## Action item
Your answer must be every line of the data below that holds the string "with", copied exactly.

== Data provided

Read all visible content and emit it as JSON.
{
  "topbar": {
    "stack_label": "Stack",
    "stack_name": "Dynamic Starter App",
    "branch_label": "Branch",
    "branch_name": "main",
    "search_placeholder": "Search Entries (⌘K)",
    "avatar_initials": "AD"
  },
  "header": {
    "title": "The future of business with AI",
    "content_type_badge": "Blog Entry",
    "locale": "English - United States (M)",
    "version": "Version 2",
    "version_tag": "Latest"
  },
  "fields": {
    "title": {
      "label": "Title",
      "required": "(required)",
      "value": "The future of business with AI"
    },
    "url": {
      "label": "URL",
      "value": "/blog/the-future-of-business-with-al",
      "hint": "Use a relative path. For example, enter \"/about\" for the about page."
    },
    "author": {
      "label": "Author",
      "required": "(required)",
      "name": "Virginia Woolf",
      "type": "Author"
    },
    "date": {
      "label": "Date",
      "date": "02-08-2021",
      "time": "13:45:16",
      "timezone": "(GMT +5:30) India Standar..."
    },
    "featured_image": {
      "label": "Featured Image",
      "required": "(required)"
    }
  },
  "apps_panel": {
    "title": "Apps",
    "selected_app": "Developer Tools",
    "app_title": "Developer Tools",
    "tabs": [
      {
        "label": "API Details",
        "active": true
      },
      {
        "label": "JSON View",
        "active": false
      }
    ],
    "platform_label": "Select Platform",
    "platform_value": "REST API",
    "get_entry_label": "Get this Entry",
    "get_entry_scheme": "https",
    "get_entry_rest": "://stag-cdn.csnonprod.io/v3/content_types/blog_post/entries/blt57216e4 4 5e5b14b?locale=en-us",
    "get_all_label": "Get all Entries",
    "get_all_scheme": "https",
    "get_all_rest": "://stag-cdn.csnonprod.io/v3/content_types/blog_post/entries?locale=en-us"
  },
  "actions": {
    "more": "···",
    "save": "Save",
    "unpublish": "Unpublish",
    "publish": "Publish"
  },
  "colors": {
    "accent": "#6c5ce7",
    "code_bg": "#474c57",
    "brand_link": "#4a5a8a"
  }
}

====

## Your response
    "title": "The future of business with AI",
      "value": "The future of business with AI"
      "value": "/blog/the-future-of-business-with-al",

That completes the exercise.